DATA SECTION Start Marker

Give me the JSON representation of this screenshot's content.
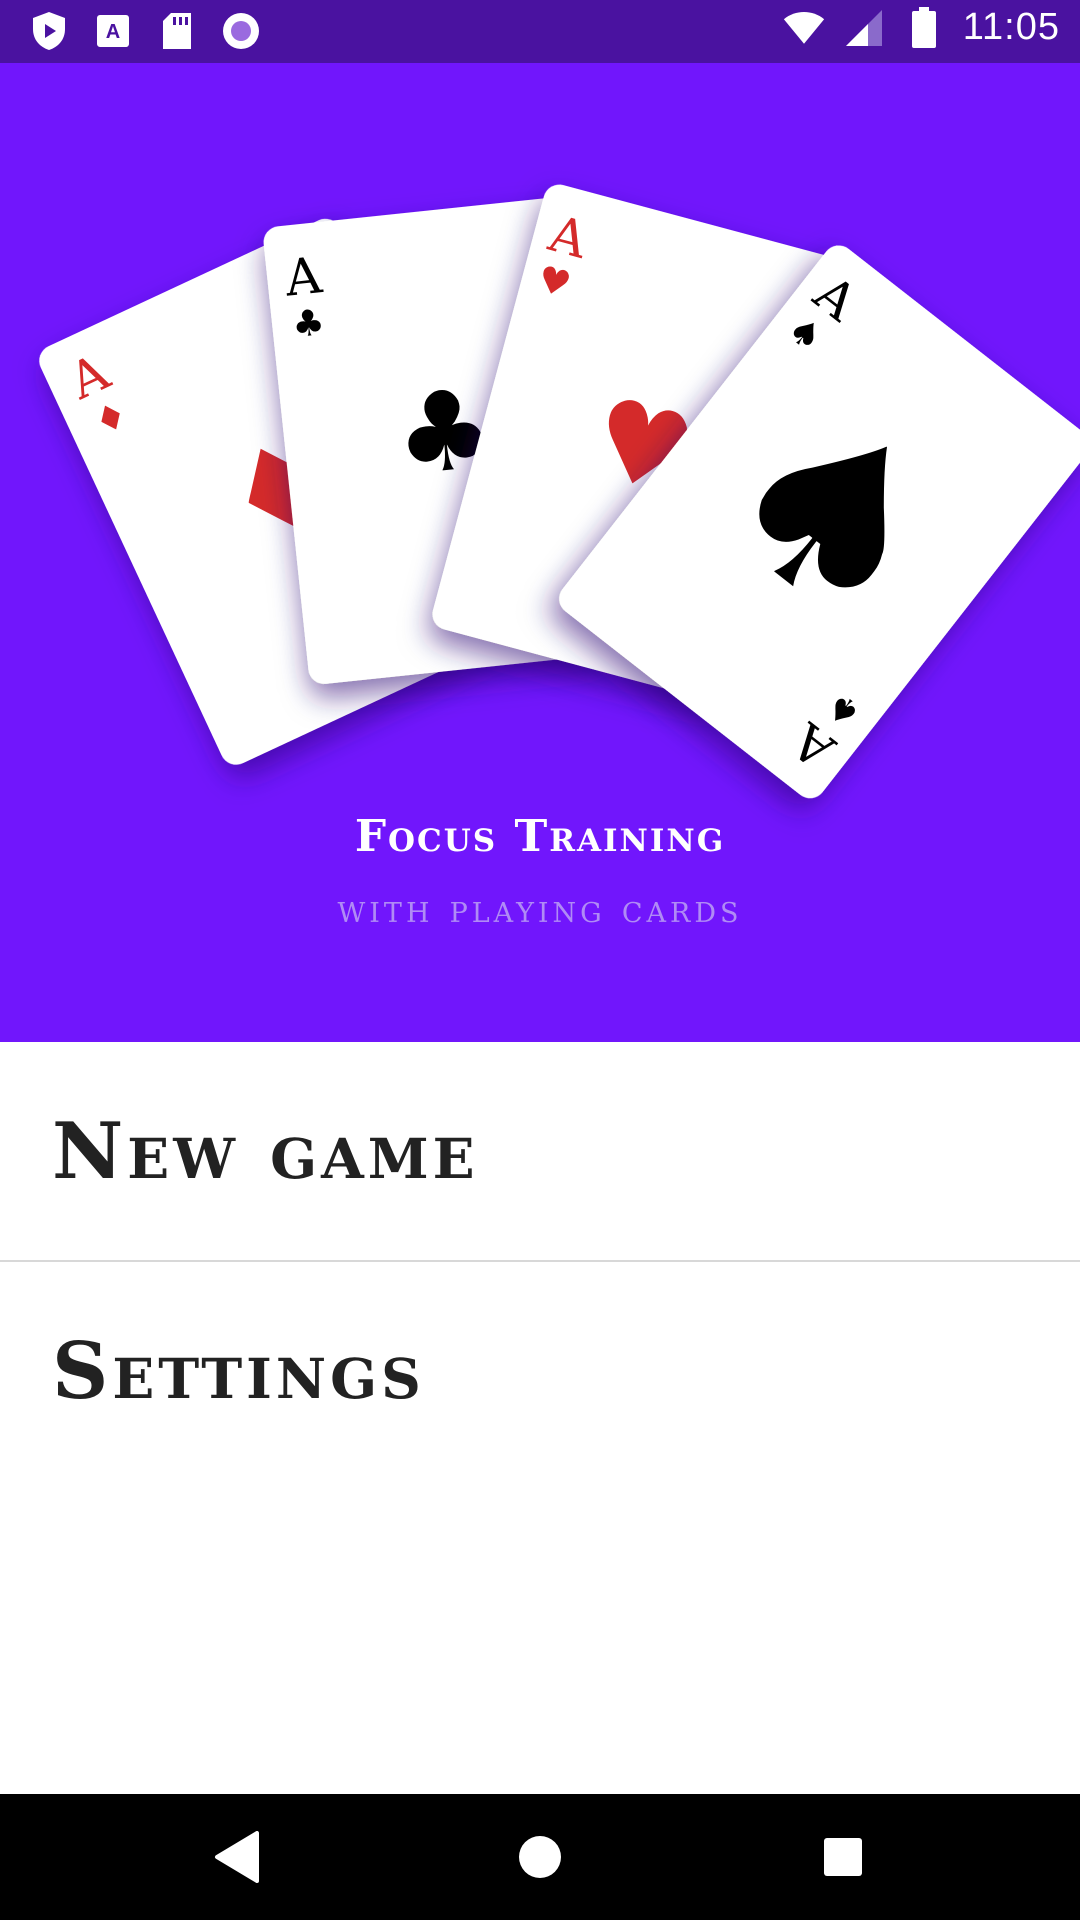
{
  "status_bar": {
    "time": "11:05",
    "left_icons": [
      "play-protect-icon",
      "text-a-icon",
      "sd-card-icon",
      "record-icon"
    ],
    "right_icons": [
      "wifi-icon",
      "signal-icon",
      "battery-icon"
    ]
  },
  "hero": {
    "background": "#7116fc",
    "title": "Focus Training",
    "subtitle": "with playing cards",
    "cards": [
      {
        "rank": "A",
        "suit": "♦",
        "color": "#d42a2a"
      },
      {
        "rank": "A",
        "suit": "♣",
        "color": "#000000"
      },
      {
        "rank": "A",
        "suit": "♥",
        "color": "#d42a2a"
      },
      {
        "rank": "A",
        "suit": "♠",
        "color": "#000000"
      }
    ]
  },
  "menu": {
    "items": [
      {
        "label": "New game"
      },
      {
        "label": "Settings"
      }
    ]
  },
  "nav_bar": {
    "buttons": [
      "back-icon",
      "home-icon",
      "recents-icon"
    ]
  }
}
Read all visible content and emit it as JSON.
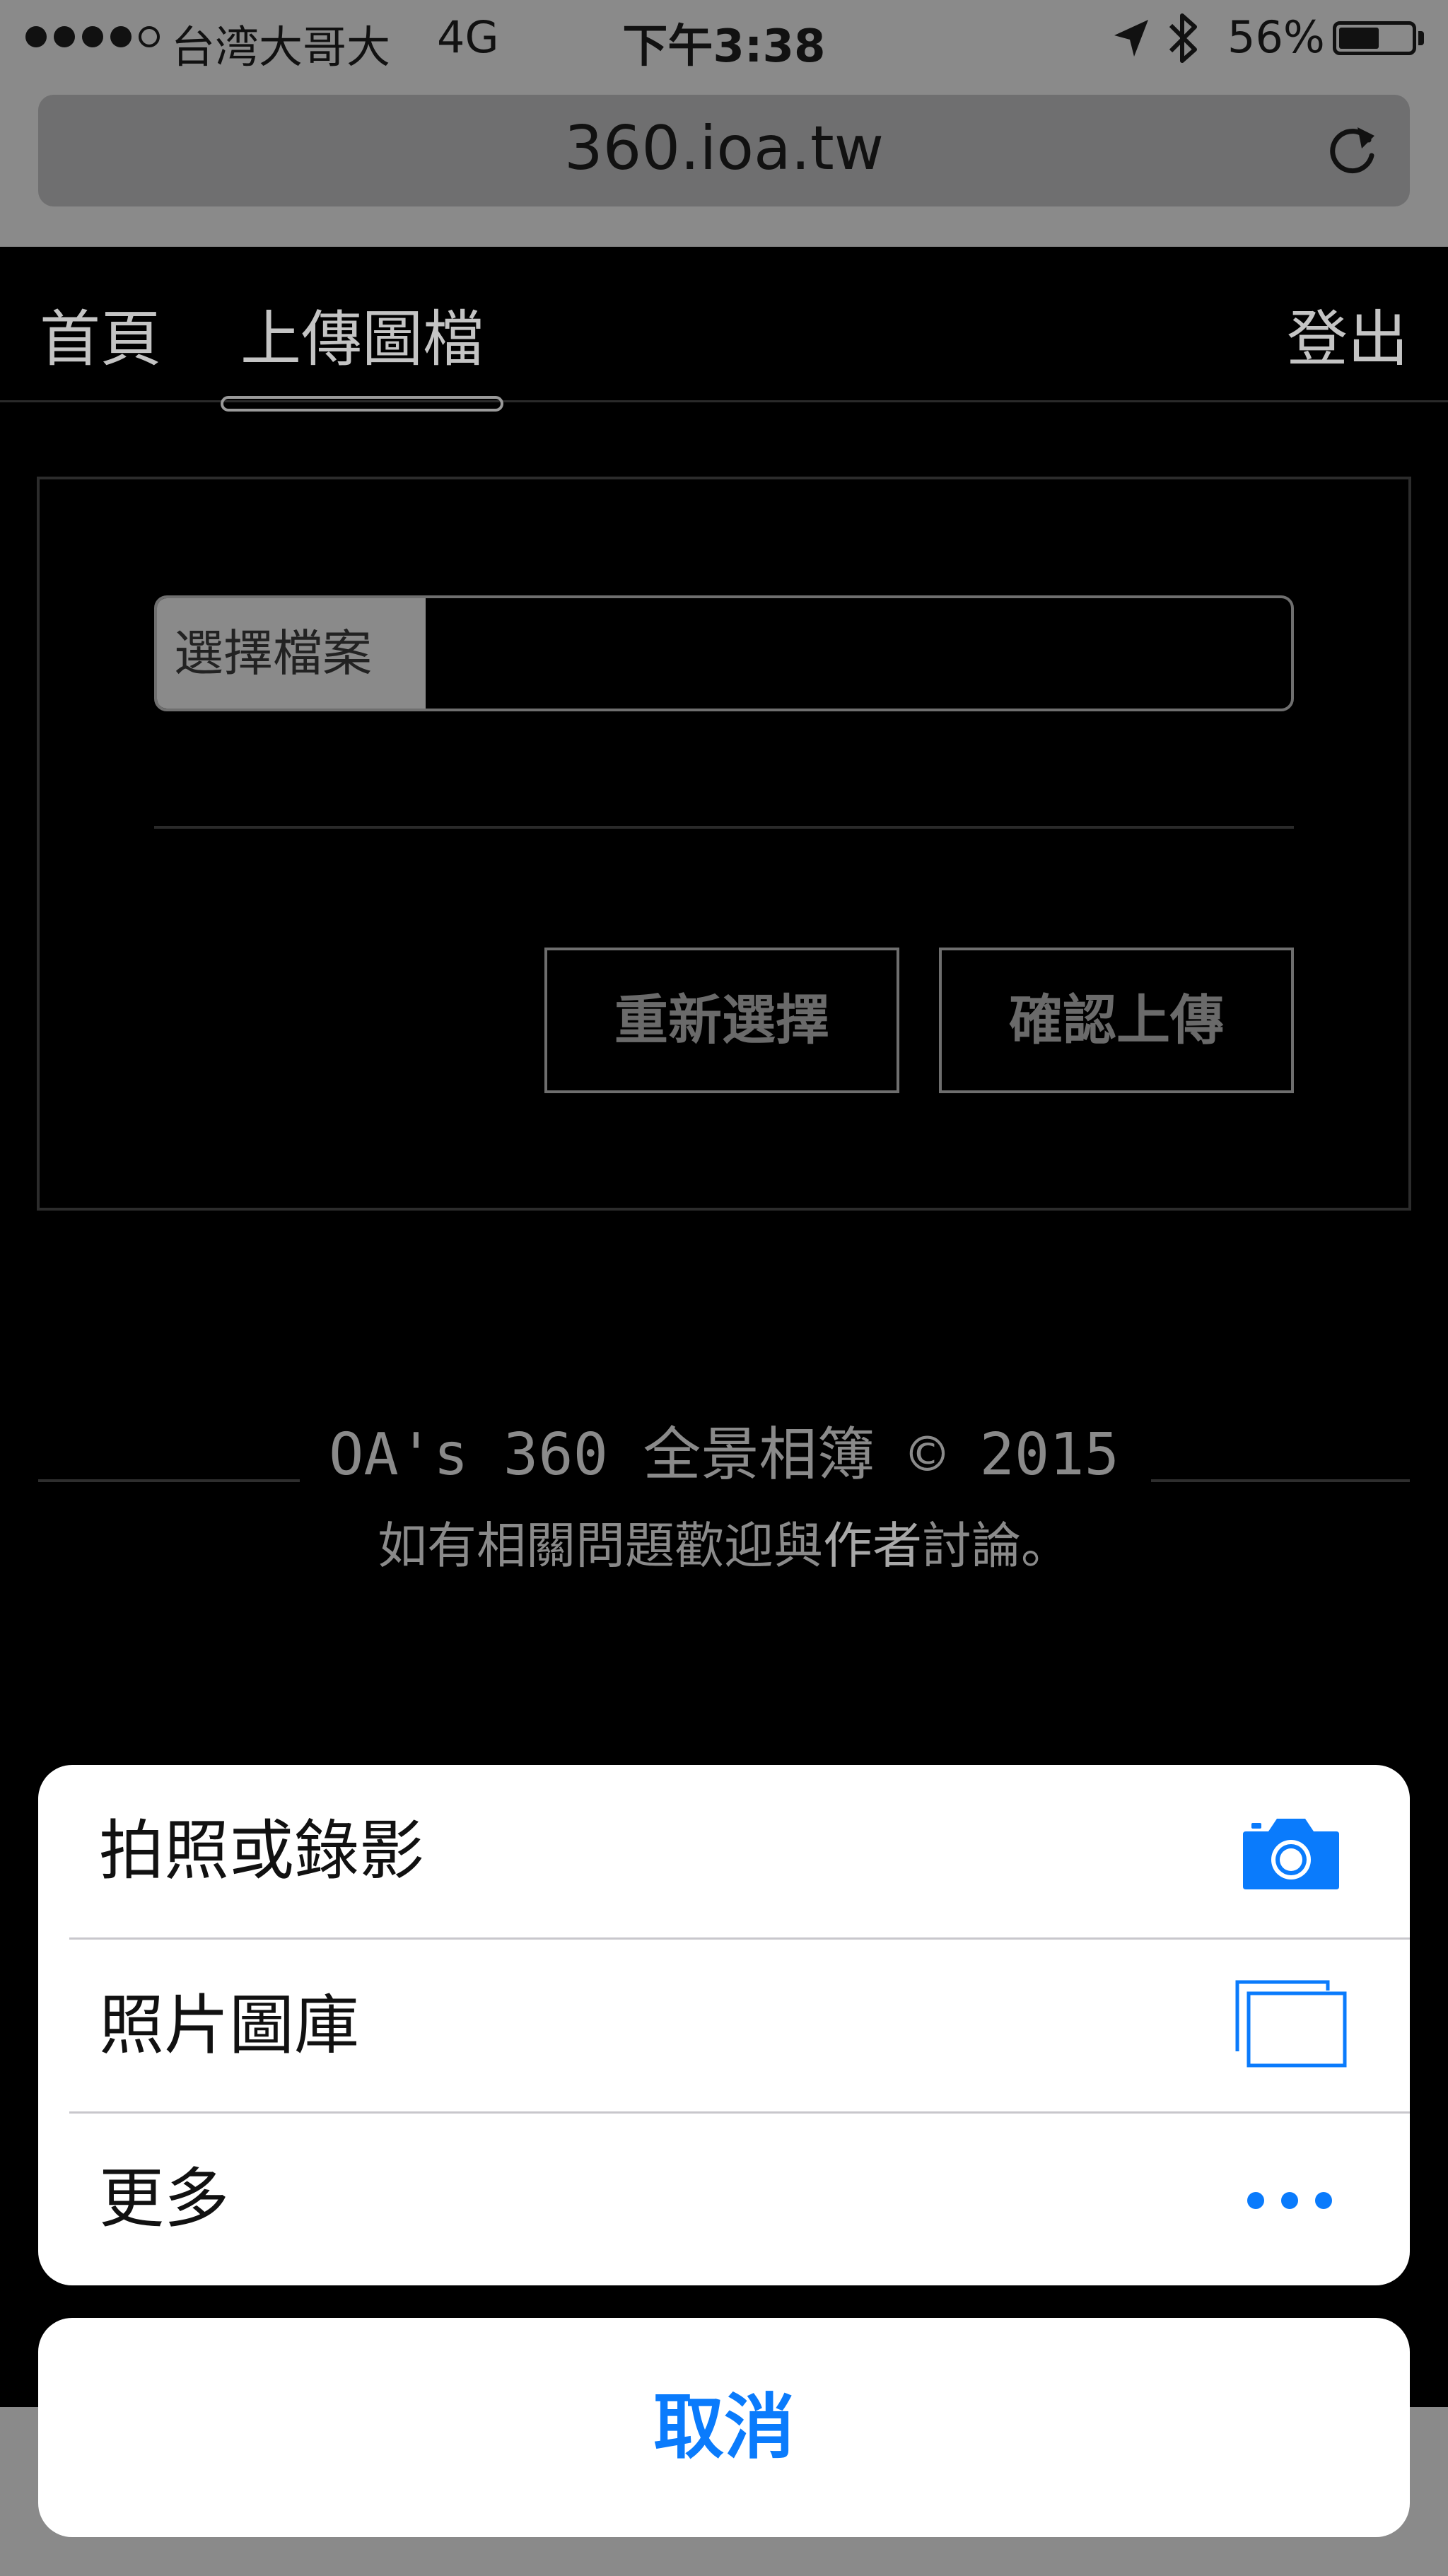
{
  "status_bar": {
    "carrier": "台湾大哥大",
    "network": "4G",
    "time": "下午3:38",
    "battery_percent": "56%",
    "battery_level": 0.56,
    "signal_bars_filled": 4,
    "signal_bars_total": 5,
    "icons": [
      "location-arrow-icon",
      "bluetooth-icon",
      "battery-icon"
    ]
  },
  "browser": {
    "url": "360.ioa.tw",
    "reload_icon": "reload-icon"
  },
  "nav": {
    "items": [
      {
        "label": "首頁"
      },
      {
        "label": "上傳圖檔"
      }
    ],
    "logout": "登出"
  },
  "upload": {
    "choose_file_label": "選擇檔案",
    "reselect_label": "重新選擇",
    "confirm_label": "確認上傳"
  },
  "footer": {
    "title": "OA's 360 全景相簿 © 2015",
    "sub_before": "如有相關問題歡迎與",
    "sub_link": "作者",
    "sub_after": "討論。"
  },
  "action_sheet": {
    "items": [
      {
        "label": "拍照或錄影",
        "icon": "camera-icon"
      },
      {
        "label": "照片圖庫",
        "icon": "photo-library-icon"
      },
      {
        "label": "更多",
        "icon": "more-dots-icon"
      }
    ],
    "cancel": "取消",
    "accent_color": "#0a7bfc"
  }
}
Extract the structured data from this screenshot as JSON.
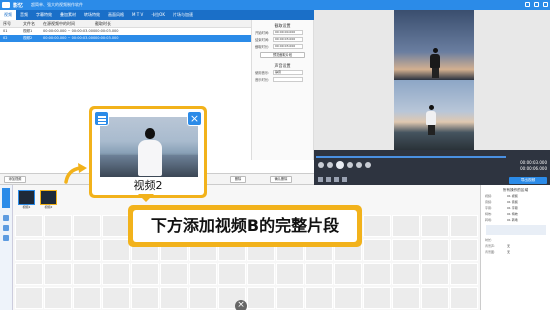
{
  "titlebar": {
    "app_name": "影忆",
    "subtitle": "超简单、强大的视频制作软件"
  },
  "menubar": {
    "items": [
      "视频",
      "音频",
      "字幕特效",
      "叠加素材",
      "转场特效",
      "画面风格",
      "M T V",
      "卡拉OK",
      "片场与加速"
    ]
  },
  "table": {
    "headers": [
      "序号",
      "文件名",
      "在源视频中的时间",
      "截取时长"
    ],
    "rows": [
      [
        "01",
        "视频1",
        "00:00:00.000 ~ 00:00:03.000",
        "00:00:03.000"
      ],
      [
        "02",
        "视频2",
        "00:00:00.000 ~ 00:00:03.000",
        "00:00:03.000"
      ]
    ]
  },
  "settings": {
    "title": "截取设置",
    "rows": [
      {
        "label": "开始时间:",
        "value": "00:00:00.000"
      },
      {
        "label": "结束时间:",
        "value": "00:00:03.000"
      },
      {
        "label": "截取时长:",
        "value": "00:00:03.000"
      }
    ],
    "preview_button": "预览截取片段",
    "title2": "声音设置",
    "rows2": [
      {
        "label": "使用音乐:",
        "value": "静音"
      },
      {
        "label": "音乐时长:",
        "value": ""
      }
    ]
  },
  "playback": {
    "time_current": "00:00:03.000",
    "time_total": "00:00:06.000",
    "export_label": "导出视频"
  },
  "timeline_toolbar": {
    "add_label": "添加视频",
    "delete_label": "删除",
    "clear_label": "确认删除"
  },
  "timeline": {
    "side_label": "已添加的视频",
    "clips": [
      {
        "label": "视频1"
      },
      {
        "label": "视频2"
      }
    ]
  },
  "props_panel": {
    "title": "所有操作的区域",
    "rows": [
      {
        "label": "视频:",
        "value": "01 视频"
      },
      {
        "label": "音频:",
        "value": "01 音频"
      },
      {
        "label": "字幕:",
        "value": "01 字幕"
      },
      {
        "label": "特效:",
        "value": "01 特效"
      },
      {
        "label": "转场:",
        "value": "01 转场"
      },
      {
        "label": "时长:",
        "value": ""
      },
      {
        "label": "背景声:",
        "value": "无"
      },
      {
        "label": "背景图:",
        "value": "无"
      }
    ]
  },
  "popup": {
    "label": "视频2"
  },
  "callout": {
    "text": "下方添加视频B的完整片段"
  },
  "colors": {
    "accent": "#2b8be8",
    "highlight": "#f2b21b"
  }
}
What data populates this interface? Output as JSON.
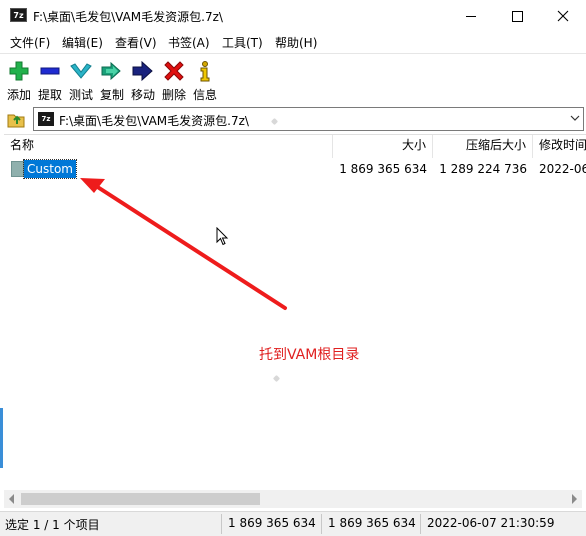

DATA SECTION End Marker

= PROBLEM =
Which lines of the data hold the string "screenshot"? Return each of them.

= OUTPUT FOR THIS TASK =
Give me the JSON representation of this screenshot's content.
Extract the structured data from this screenshot as JSON.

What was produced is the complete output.